• Provided records
━━━━

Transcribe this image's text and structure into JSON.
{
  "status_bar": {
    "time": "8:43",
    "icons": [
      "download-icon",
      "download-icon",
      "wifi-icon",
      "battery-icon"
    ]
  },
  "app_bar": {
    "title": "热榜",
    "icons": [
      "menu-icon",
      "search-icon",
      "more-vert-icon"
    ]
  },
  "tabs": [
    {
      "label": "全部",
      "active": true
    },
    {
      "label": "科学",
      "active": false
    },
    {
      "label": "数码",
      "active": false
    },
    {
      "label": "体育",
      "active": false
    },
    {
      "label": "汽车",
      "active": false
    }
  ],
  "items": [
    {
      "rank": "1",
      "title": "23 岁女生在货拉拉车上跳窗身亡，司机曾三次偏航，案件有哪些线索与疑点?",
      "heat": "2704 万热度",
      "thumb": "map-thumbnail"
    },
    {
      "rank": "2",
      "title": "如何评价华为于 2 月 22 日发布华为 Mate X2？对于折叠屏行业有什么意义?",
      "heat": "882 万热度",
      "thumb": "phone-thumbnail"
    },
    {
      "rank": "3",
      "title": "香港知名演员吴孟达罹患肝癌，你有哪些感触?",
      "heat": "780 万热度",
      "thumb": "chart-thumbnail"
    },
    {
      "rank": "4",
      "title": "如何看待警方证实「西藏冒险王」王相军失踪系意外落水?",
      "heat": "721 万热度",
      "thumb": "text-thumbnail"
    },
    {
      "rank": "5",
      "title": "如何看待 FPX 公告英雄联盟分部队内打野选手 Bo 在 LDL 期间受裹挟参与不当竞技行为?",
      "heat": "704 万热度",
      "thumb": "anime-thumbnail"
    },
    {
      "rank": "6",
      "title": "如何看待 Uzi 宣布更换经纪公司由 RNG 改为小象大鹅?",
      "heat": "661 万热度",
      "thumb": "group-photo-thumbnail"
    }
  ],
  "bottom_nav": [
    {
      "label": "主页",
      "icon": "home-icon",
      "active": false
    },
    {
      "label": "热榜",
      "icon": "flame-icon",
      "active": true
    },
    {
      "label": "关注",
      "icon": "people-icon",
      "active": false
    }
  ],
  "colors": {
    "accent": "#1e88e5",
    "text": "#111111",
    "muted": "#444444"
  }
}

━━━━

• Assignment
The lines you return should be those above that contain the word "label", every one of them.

• Task result
      "label": "全部",
      "label": "科学",
      "label": "数码",
      "label": "体育",
      "label": "汽车",
      "label": "主页",
      "label": "热榜",
      "label": "关注",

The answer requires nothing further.